Polluted air crosses the placenta and alters the health of the baby

Polluted air crosses the placenta and alters the health of the baby

Scientific studies from Hasselt University demonstrated how the placenta, the newborn and children are affected by environmental contamination suffered by mothers at different times of pregnancy.

From 12 weeks of life, the soot particles that are found as air pollutants are able to pass through the placenta from the mother's side to the fetal side.

Newborn babies suffer from higher blood pressure when the mother during pregnancy was exposed to a higher concentration of air pollution.

At an early age, air pollution also influences in children, the function of the vascular wall.

Studies carried out

Following the results of the studies carried out, the consequences of air pollution on the fetus should be further investigated.

"We know that air pollution is harmful and that soot can be carcinogenic"said Dr. Nawrot, one of the researchers.

During pregnancies, air pollution is linked to premature births and lower birth weight. With this research we want to discover more about how soot particles play a role during pregnancy”He added.

It was found that the placentas studied not only transport nutrients and oxygen to the fetus, but also pollutant particles such as soot.

In the placentas of ten mothers who were exposed to a higher degree of air pollution during pregnancy "we found a higher concentration of soot particles in the placenta”Says the report.

In turn, a higher concentration of soot particles was found on the fetal side of the placenta than on the mother's side.
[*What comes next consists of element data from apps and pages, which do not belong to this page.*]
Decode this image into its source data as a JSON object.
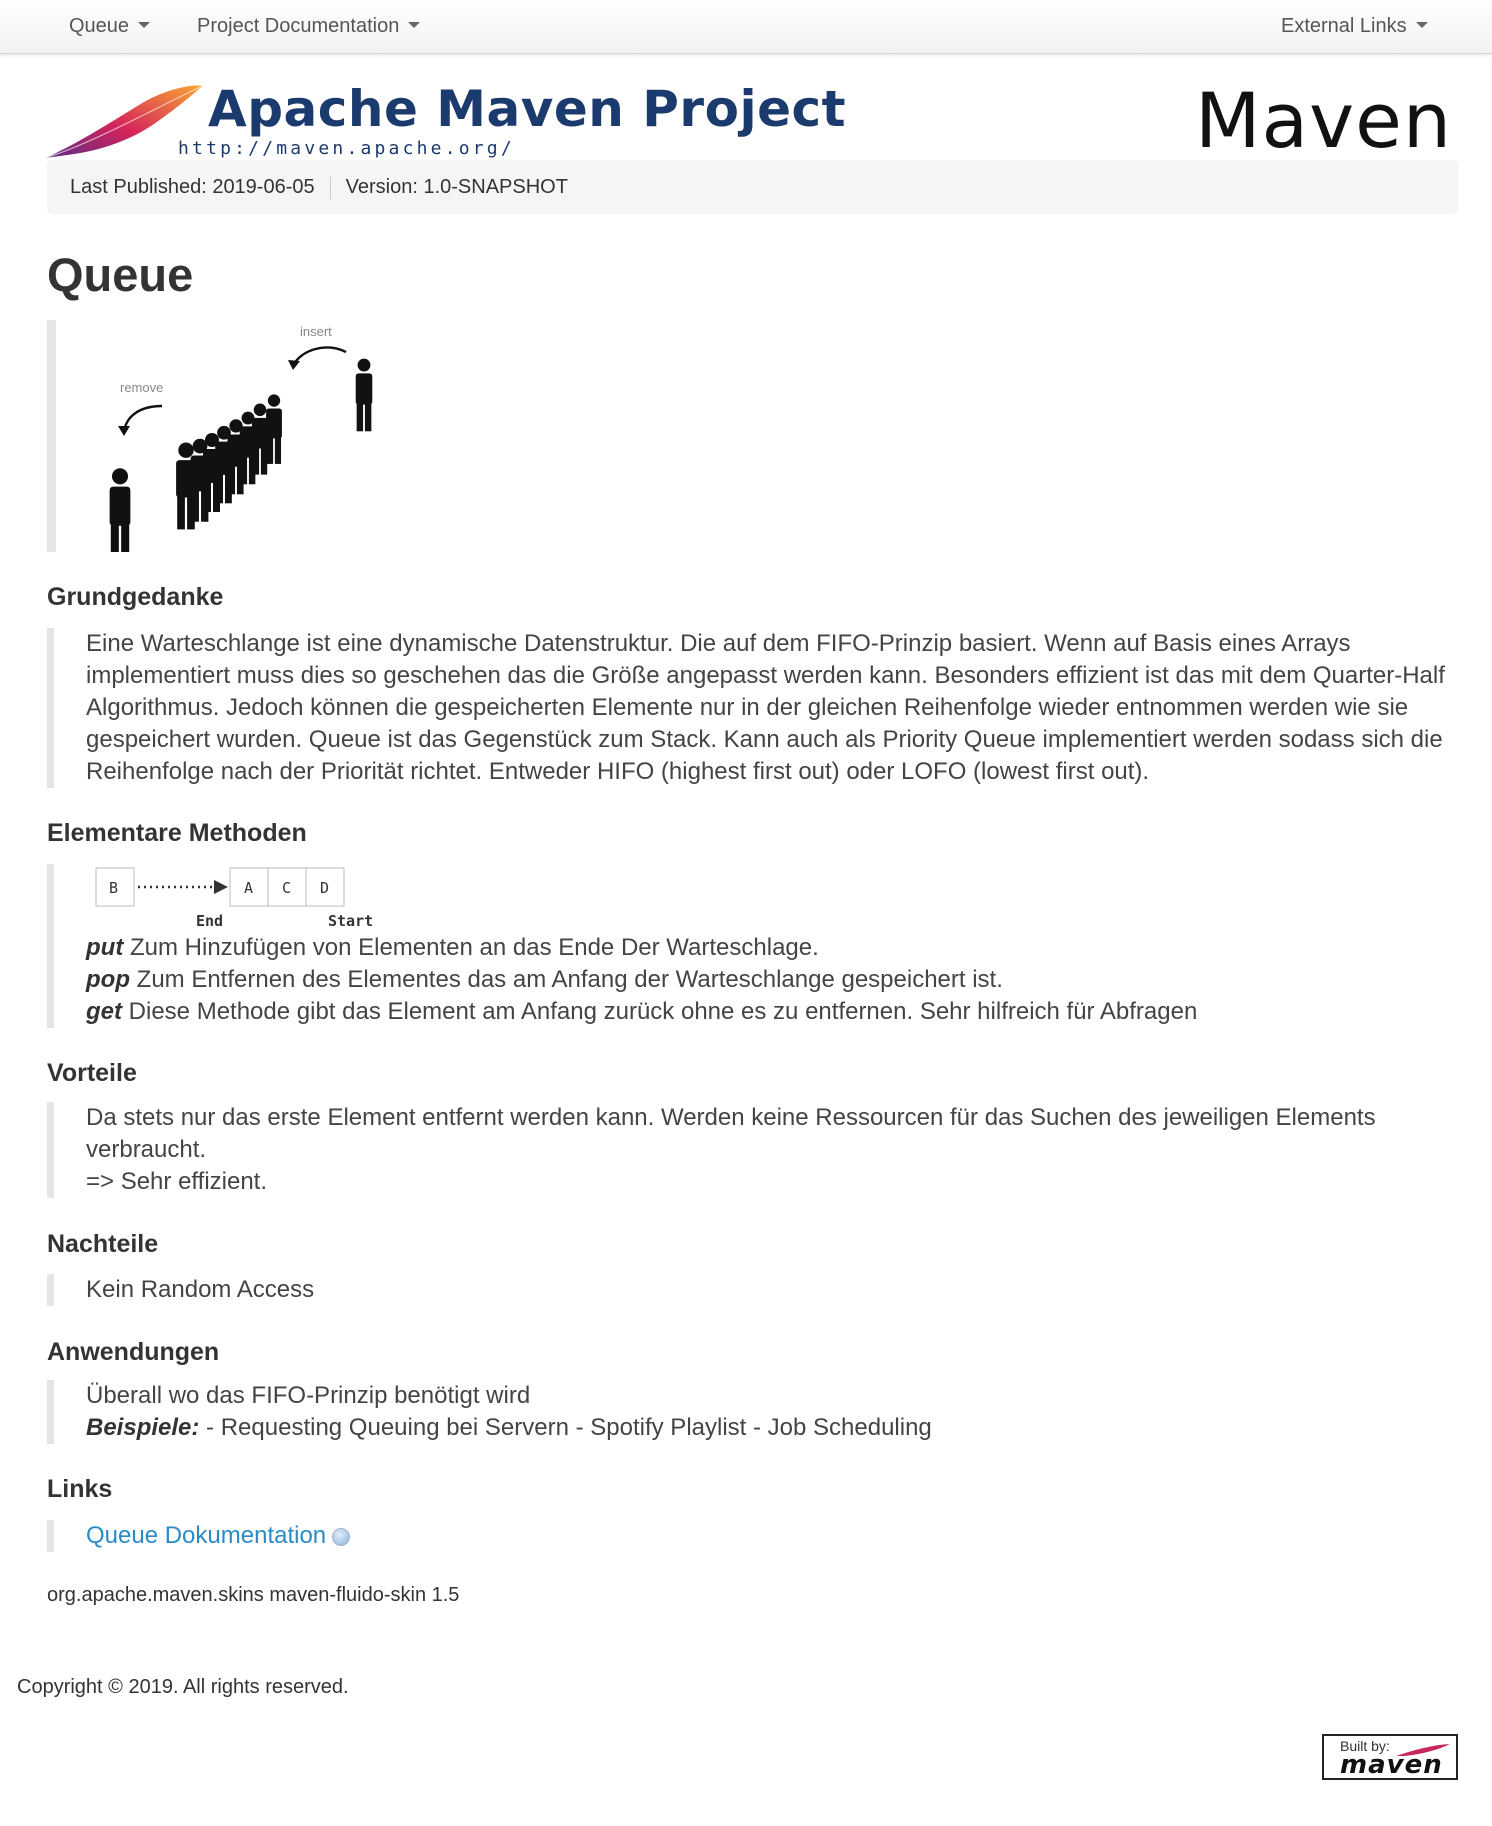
{
  "nav": {
    "queue": "Queue",
    "docs": "Project Documentation",
    "external": "External Links"
  },
  "banner": {
    "title": "Apache Maven Project",
    "url": "http://maven.apache.org/",
    "right_logo": "Maven"
  },
  "breadcrumb": {
    "published": "Last Published: 2019-06-05",
    "version": "Version: 1.0-SNAPSHOT"
  },
  "page_title": "Queue",
  "figure": {
    "insert_label": "insert",
    "remove_label": "remove"
  },
  "sections": {
    "grundgedanke": {
      "heading": "Grundgedanke",
      "text": "Eine Warteschlange ist eine dynamische Datenstruktur. Die auf dem FIFO-Prinzip basiert. Wenn auf Basis eines Arrays implementiert muss dies so geschehen das die Größe angepasst werden kann. Besonders effizient ist das mit dem Quarter-Half Algorithmus. Jedoch können die gespeicherten Elemente nur in der gleichen Reihenfolge wieder entnommen werden wie sie gespeichert wurden. Queue ist das Gegenstück zum Stack. Kann auch als Priority Queue implementiert werden sodass sich die Reihenfolge nach der Priorität richtet. Entweder HIFO (highest first out) oder LOFO (lowest first out)."
    },
    "methoden": {
      "heading": "Elementare Methoden",
      "diagram": {
        "cells": [
          "B",
          "A",
          "C",
          "D"
        ],
        "end_label": "End",
        "start_label": "Start"
      },
      "items": [
        {
          "name": "put",
          "text": " Zum Hinzufügen von Elementen an das Ende Der Warteschlage."
        },
        {
          "name": "pop",
          "text": " Zum Entfernen des Elementes das am Anfang der Warteschlange gespeichert ist."
        },
        {
          "name": "get",
          "text": " Diese Methode gibt das Element am Anfang zurück ohne es zu entfernen. Sehr hilfreich für Abfragen"
        }
      ]
    },
    "vorteile": {
      "heading": "Vorteile",
      "line1": "Da stets nur das erste Element entfernt werden kann. Werden keine Ressourcen für das Suchen des jeweiligen Elements verbraucht.",
      "line2": "=> Sehr effizient."
    },
    "nachteile": {
      "heading": "Nachteile",
      "text": "Kein Random Access"
    },
    "anwendungen": {
      "heading": "Anwendungen",
      "line1": "Überall wo das FIFO-Prinzip benötigt wird",
      "examples_label": "Beispiele:",
      "examples_text": " - Requesting Queuing bei Servern - Spotify Playlist - Job Scheduling"
    },
    "links": {
      "heading": "Links",
      "link_text": "Queue Dokumentation"
    }
  },
  "footer": {
    "skin": "org.apache.maven.skins maven-fluido-skin 1.5",
    "copyright": "Copyright © 2019. All rights reserved.",
    "built_by_label": "Built by:",
    "built_by_logo": "maven"
  },
  "colors": {
    "brand_blue": "#1b3a6e",
    "link": "#2a8bc7",
    "quote_border": "#e5e5e5"
  }
}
This means that soot particles gradually accumulate on the side of the fetus.

Contamination in the final phase of pregnancy

The study of the transfer of pollutants through the placenta may help to understand the relationship between environmental pollution in mothers during their last three months of pregnancy and increased blood pressure in babies.

Madhloum compared the pressure of babies born around 3 days of age.

In babies of mothers exposed to high levels of contamination during the third trimester of pregnancy, they had "slightly higher blood pressure."

It is not yet clear what consequences this will have for children in their later lives, so the university plans to follow up on this generation of newborns.

"We know that a small increase in blood pressure of 2-3 mmHg in the general adult population increases the risk of heart attack and stroke by 7 to 10% in the adult population in the long term," said the academic.

It is not yet known whether the higher blood pressure seen in the babies of mothers who suffered environmental pollution will cause a temporary change in their bodies or perhaps maintain the affected blood pressure from birth.

"For the first time we show that blood vessels can also be less elastic in 4-year-olds due to the impact of air pollution."

With information from:

Video: Air Pollution is the biggest threat to Unborn baby. Steps to control Air pollution (August 2021).